• [WORK TASK]: Which lines of the records contain the word "icon"? Show each of them.

Extracted records
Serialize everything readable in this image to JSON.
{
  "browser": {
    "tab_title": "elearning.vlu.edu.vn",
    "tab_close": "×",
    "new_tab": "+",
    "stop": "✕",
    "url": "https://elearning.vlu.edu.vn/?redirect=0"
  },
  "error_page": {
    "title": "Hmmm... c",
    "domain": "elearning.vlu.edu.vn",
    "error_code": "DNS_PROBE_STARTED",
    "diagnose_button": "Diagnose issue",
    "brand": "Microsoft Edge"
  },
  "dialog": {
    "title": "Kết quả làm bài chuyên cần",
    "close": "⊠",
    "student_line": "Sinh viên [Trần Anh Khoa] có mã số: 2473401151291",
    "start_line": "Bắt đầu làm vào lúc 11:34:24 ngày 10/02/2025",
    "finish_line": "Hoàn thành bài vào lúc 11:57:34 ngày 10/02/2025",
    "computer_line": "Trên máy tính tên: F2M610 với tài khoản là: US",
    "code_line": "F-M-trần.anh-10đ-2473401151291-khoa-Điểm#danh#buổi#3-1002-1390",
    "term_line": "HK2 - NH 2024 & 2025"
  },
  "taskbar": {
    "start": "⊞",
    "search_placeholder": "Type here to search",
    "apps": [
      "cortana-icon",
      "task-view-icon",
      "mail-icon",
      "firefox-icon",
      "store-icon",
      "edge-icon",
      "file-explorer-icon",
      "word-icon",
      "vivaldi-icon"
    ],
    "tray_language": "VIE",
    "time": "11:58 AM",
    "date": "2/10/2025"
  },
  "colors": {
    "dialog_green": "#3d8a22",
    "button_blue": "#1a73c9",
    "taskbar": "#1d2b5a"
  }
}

• [ANSWER BOX]:
      "cortana-icon",
      "task-view-icon",
      "mail-icon",
      "firefox-icon",
      "store-icon",
      "edge-icon",
      "file-explorer-icon",
      "word-icon",
      "vivaldi-icon"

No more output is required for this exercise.